Tom Connor arrives home from Dublin he has been lobbying the government to provide work for the islanders he represents to be told by his housekeeper, Marion Warde, that she is pregnant with his child. This would be a blow for any man but it is especially disastrous because Tom is the local parish priest. Because he is a man of strong conscience and no believer in clerical celibacy he determines to tell his people the truth. The resolution of his dilemma makes for dramatic and heartbreaking reading.Lovers is the author’s own translation of Suil le Breith, the classic Irish-language bestseller first published in 1983. Bob Quinn’s award-winning film, Budawanny, was based on this novel. Padraig Standun was born in 1946 and ordained to the priesthood in 1971. He hopes to continue with his twin vocations of priest and writer. “Gaeltacht’s answer to The Thorn Birds. ” Sunday Tribune

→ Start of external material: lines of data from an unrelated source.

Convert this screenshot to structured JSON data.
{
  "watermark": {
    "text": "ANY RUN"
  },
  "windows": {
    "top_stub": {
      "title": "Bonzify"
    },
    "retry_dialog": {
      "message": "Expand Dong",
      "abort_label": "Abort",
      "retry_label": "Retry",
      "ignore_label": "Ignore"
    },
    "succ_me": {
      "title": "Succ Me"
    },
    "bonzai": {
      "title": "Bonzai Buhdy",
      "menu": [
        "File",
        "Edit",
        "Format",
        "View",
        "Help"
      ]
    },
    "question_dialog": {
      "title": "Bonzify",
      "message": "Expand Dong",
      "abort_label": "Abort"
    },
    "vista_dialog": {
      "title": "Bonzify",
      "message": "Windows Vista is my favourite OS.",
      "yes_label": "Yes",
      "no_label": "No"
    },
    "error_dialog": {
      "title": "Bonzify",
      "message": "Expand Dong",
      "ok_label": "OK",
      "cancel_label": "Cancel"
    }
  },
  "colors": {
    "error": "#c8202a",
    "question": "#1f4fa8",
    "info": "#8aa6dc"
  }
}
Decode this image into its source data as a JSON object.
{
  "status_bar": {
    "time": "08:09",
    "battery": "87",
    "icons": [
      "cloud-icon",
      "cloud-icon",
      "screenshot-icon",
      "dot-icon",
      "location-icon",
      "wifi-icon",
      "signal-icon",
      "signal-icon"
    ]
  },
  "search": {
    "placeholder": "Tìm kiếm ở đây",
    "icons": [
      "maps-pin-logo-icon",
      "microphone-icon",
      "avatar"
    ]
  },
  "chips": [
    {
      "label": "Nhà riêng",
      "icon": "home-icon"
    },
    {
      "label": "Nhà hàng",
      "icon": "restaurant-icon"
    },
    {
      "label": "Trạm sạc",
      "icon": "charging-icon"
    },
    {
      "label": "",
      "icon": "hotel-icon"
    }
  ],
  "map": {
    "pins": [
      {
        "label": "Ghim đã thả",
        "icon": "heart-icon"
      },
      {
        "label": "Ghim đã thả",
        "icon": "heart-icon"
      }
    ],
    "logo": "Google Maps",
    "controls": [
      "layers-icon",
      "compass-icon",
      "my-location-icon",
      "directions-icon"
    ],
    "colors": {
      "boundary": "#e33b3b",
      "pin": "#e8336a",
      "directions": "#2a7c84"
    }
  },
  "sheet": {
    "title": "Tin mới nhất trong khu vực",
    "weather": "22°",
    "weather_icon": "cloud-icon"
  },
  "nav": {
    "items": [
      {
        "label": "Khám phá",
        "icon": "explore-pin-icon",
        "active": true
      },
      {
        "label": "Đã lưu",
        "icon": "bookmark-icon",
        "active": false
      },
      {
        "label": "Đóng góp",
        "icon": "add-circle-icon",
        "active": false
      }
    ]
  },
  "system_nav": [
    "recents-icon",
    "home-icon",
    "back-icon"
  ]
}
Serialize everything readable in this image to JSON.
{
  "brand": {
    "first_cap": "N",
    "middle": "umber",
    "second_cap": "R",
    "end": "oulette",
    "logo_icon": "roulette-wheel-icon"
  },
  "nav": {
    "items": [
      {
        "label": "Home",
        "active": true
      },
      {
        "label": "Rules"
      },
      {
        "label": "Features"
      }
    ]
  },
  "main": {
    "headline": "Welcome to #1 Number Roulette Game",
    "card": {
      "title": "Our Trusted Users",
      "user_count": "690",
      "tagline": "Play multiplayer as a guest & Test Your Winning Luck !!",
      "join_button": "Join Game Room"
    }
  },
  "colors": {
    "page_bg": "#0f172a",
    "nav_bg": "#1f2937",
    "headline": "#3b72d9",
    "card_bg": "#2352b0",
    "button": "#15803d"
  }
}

The story of a woman born and bred in the murky world of seventeenth-century London. Daniel Defoe created a female character-narrator who recounts, from a woman’s point of view, her life and adventures, portraying critically the society in which she lived.
As Messieurs Richard and Moncharmin prepare to take over as acting managers of the Opera House, they discover their predecessors have bequeathed them the ‘Opera Ghost’. A separate memorandum book has been set aside for his various whims, including extravagant financial needs. Heedless of numerous warnings to comply with these strange demands the managers shrug it all of as a practical joke taken too far. Then a sequence of eerie coincidences and tragic events follow, culminating in the sudden disappearance of the beautiful Prima Donna Christine Daae in the middle of a performance.
Tortured by pangs of unrequited love, the mysterious figure living beneath the Opera House has been awaiting his chance to strike- and once he does, he is deadly…
Synopsis:On the cusp of her first London season, Miss Madeline Gracechurch was shyly pretty and talented with a drawing pencil, but hopelessly awkward with gentlemen. She was certain to be a dismal failure on the London marriage mart. So Maddie did what generations of shy, awkward young ladies have done: she invented a sweetheart.
A Scottish sweetheart. One who was handsome and honorable and devoted to her, but conveniently never around. Maddie poured her heart into writing the imaginary Captain MacKenzie letter after letter… and by pretending to be devastated when he was (not really) killed in battle, she managed to avoid the pressures of London society entirely.
Until years later, when this kilted Highland lover of her imaginings shows up in the flesh. The real Captain Logan MacKenzie arrives on her doorstep—handsome as anything, but not entirely honorable. He’s wounded, jaded, in possession of her letters… and ready to make good on every promise Maddie never expected to keep.
What I thought about the book: I really enjoyed this. It’s a totally fluffy feel-good read that manages to avoid being too cute.
I totally identify with Maddie’s desire to avoid society and her shyness though not to the same extent (she tends to have panic attacks) and Logan *swoon* new book boyfriend right there.